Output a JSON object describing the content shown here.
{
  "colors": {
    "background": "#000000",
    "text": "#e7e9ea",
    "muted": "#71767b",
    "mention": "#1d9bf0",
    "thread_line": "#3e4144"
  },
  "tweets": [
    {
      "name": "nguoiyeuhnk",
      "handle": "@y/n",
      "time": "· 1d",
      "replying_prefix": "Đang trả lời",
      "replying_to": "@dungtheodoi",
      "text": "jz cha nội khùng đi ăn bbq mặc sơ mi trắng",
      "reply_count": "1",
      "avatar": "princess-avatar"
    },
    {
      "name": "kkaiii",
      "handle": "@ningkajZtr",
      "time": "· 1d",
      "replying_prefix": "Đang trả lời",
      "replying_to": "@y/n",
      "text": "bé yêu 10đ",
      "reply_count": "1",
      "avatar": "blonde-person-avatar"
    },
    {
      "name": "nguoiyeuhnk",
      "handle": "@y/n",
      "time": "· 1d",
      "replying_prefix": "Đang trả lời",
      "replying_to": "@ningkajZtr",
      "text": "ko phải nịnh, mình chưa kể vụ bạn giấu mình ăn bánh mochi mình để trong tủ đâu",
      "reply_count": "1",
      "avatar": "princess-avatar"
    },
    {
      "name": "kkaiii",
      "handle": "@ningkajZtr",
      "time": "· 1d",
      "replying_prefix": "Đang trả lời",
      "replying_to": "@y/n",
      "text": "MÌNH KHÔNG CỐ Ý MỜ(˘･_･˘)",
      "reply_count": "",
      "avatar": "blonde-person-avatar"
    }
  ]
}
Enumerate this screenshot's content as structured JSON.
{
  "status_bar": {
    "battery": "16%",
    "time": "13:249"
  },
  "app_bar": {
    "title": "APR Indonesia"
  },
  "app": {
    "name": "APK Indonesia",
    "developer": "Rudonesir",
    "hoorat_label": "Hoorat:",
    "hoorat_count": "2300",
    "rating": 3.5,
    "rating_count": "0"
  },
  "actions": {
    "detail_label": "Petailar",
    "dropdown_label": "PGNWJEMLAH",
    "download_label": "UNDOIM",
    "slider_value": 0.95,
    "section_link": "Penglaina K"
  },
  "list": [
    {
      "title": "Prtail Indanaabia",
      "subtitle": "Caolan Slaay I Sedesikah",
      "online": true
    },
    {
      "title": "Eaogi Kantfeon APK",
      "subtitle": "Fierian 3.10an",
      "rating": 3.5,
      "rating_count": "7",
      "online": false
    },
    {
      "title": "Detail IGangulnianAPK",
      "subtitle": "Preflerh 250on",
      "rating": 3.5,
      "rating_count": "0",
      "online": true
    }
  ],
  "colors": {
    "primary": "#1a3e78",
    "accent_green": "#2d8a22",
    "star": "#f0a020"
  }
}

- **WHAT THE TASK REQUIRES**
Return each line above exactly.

- **ANSWER SECTION**
Output a JSON object describing the content shown here.
{
  "colors": {
    "background": "#000000",
    "text": "#e7e9ea",
    "muted": "#71767b",
    "mention": "#1d9bf0",
    "thread_line": "#3e4144"
  },
  "tweets": [
    {
      "name": "nguoiyeuhnk",
      "handle": "@y/n",
      "time": "· 1d",
      "replying_prefix": "Đang trả lời",
      "replying_to": "@dungtheodoi",
      "text": "jz cha nội khùng đi ăn bbq mặc sơ mi trắng",
      "reply_count": "1",
      "avatar": "princess-avatar"
    },
    {
      "name": "kkaiii",
      "handle": "@ningkajZtr",
      "time": "· 1d",
      "replying_prefix": "Đang trả lời",
      "replying_to": "@y/n",
      "text": "bé yêu 10đ",
      "reply_count": "1",
      "avatar": "blonde-person-avatar"
    },
    {
      "name": "nguoiyeuhnk",
      "handle": "@y/n",
      "time": "· 1d",
      "replying_prefix": "Đang trả lời",
      "replying_to": "@ningkajZtr",
      "text": "ko phải nịnh, mình chưa kể vụ bạn giấu mình ăn bánh mochi mình để trong tủ đâu",
      "reply_count": "1",
      "avatar": "princess-avatar"
    },
    {
      "name": "kkaiii",
      "handle": "@ningkajZtr",
      "time": "· 1d",
      "replying_prefix": "Đang trả lời",
      "replying_to": "@y/n",
      "text": "MÌNH KHÔNG CỐ Ý MỜ(˘･_･˘)",
      "reply_count": "",
      "avatar": "blonde-person-avatar"
    }
  ]
}
Enumerate this screenshot's content as structured JSON.
{
  "status_bar": {
    "battery": "16%",
    "time": "13:249"
  },
  "app_bar": {
    "title": "APR Indonesia"
  },
  "app": {
    "name": "APK Indonesia",
    "developer": "Rudonesir",
    "hoorat_label": "Hoorat:",
    "hoorat_count": "2300",
    "rating": 3.5,
    "rating_count": "0"
  },
  "actions": {
    "detail_label": "Petailar",
    "dropdown_label": "PGNWJEMLAH",
    "download_label": "UNDOIM",
    "slider_value": 0.95,
    "section_link": "Penglaina K"
  },
  "list": [
    {
      "title": "Prtail Indanaabia",
      "subtitle": "Caolan Slaay I Sedesikah",
      "online": true
    },
    {
      "title": "Eaogi Kantfeon APK",
      "subtitle": "Fierian 3.10an",
      "rating": 3.5,
      "rating_count": "7",
      "online": false
    },
    {
      "title": "Detail IGangulnianAPK",
      "subtitle": "Preflerh 250on",
      "rating": 3.5,
      "rating_count": "0",
      "online": true
    }
  ],
  "colors": {
    "primary": "#1a3e78",
    "accent_green": "#2d8a22",
    "star": "#f0a020"
  }
}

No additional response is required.